• Work to complete
Restate word for word all of the lines below, with each image left out.

-- Opening Marker --

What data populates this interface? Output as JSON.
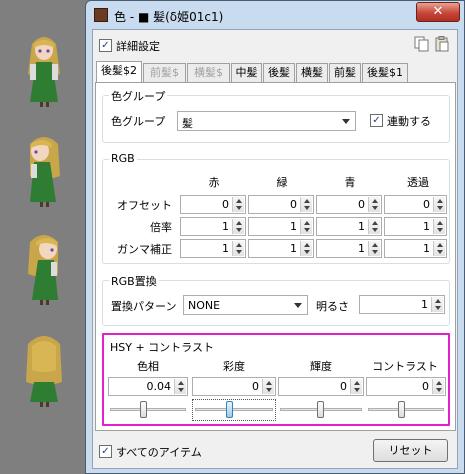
{
  "window": {
    "title": "色 - ■ 髪(δ姫01c1)",
    "close": "✕"
  },
  "top": {
    "detail_label": "詳細設定",
    "detail_checked": true
  },
  "tabs": [
    {
      "label": "後髪$2",
      "state": "active"
    },
    {
      "label": "前髪$",
      "state": "disabled"
    },
    {
      "label": "横髪$",
      "state": "disabled"
    },
    {
      "label": "中髪",
      "state": "normal"
    },
    {
      "label": "後髪",
      "state": "normal"
    },
    {
      "label": "横髪",
      "state": "normal"
    },
    {
      "label": "前髪",
      "state": "normal"
    },
    {
      "label": "後髪$1",
      "state": "normal"
    }
  ],
  "color_group": {
    "title": "色グループ",
    "label": "色グループ",
    "value": "髪",
    "link_label": "連動する",
    "link_checked": true
  },
  "rgb": {
    "title": "RGB",
    "headers": [
      "赤",
      "緑",
      "青",
      "透過"
    ],
    "rows": [
      {
        "label": "オフセット",
        "values": [
          "0",
          "0",
          "0",
          "0"
        ]
      },
      {
        "label": "倍率",
        "values": [
          "1",
          "1",
          "1",
          "1"
        ]
      },
      {
        "label": "ガンマ補正",
        "values": [
          "1",
          "1",
          "1",
          "1"
        ]
      }
    ]
  },
  "rgb_replace": {
    "title": "RGB置換",
    "pattern_label": "置換パターン",
    "pattern_value": "NONE",
    "brightness_label": "明るさ",
    "brightness_value": "1"
  },
  "hsy": {
    "title": "HSY + コントラスト",
    "highlight_color": "#e020c8",
    "headers": [
      "色相",
      "彩度",
      "輝度",
      "コントラスト"
    ],
    "values": [
      "0.04",
      "0",
      "0",
      "0"
    ],
    "slider_levels": [
      0.45,
      0.45,
      0.5,
      0.45
    ]
  },
  "footer": {
    "all_items_label": "すべてのアイテム",
    "all_items_checked": true,
    "reset_label": "リセット"
  },
  "icons": {
    "copy": "copy-icon",
    "paste": "paste-icon"
  }
}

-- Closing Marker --

• Solution to the exercise
What data populates this interface? Output as JSON.
{
  "window": {
    "title": "色 - ■ 髪(δ姫01c1)",
    "close": "✕"
  },
  "top": {
    "detail_label": "詳細設定",
    "detail_checked": true
  },
  "tabs": [
    {
      "label": "後髪$2",
      "state": "active"
    },
    {
      "label": "前髪$",
      "state": "disabled"
    },
    {
      "label": "横髪$",
      "state": "disabled"
    },
    {
      "label": "中髪",
      "state": "normal"
    },
    {
      "label": "後髪",
      "state": "normal"
    },
    {
      "label": "横髪",
      "state": "normal"
    },
    {
      "label": "前髪",
      "state": "normal"
    },
    {
      "label": "後髪$1",
      "state": "normal"
    }
  ],
  "color_group": {
    "title": "色グループ",
    "label": "色グループ",
    "value": "髪",
    "link_label": "連動する",
    "link_checked": true
  },
  "rgb": {
    "title": "RGB",
    "headers": [
      "赤",
      "緑",
      "青",
      "透過"
    ],
    "rows": [
      {
        "label": "オフセット",
        "values": [
          "0",
          "0",
          "0",
          "0"
        ]
      },
      {
        "label": "倍率",
        "values": [
          "1",
          "1",
          "1",
          "1"
        ]
      },
      {
        "label": "ガンマ補正",
        "values": [
          "1",
          "1",
          "1",
          "1"
        ]
      }
    ]
  },
  "rgb_replace": {
    "title": "RGB置換",
    "pattern_label": "置換パターン",
    "pattern_value": "NONE",
    "brightness_label": "明るさ",
    "brightness_value": "1"
  },
  "hsy": {
    "title": "HSY + コントラスト",
    "highlight_color": "#e020c8",
    "headers": [
      "色相",
      "彩度",
      "輝度",
      "コントラスト"
    ],
    "values": [
      "0.04",
      "0",
      "0",
      "0"
    ],
    "slider_levels": [
      0.45,
      0.45,
      0.5,
      0.45
    ]
  },
  "footer": {
    "all_items_label": "すべてのアイテム",
    "all_items_checked": true,
    "reset_label": "リセット"
  },
  "icons": {
    "copy": "copy-icon",
    "paste": "paste-icon"
  }
}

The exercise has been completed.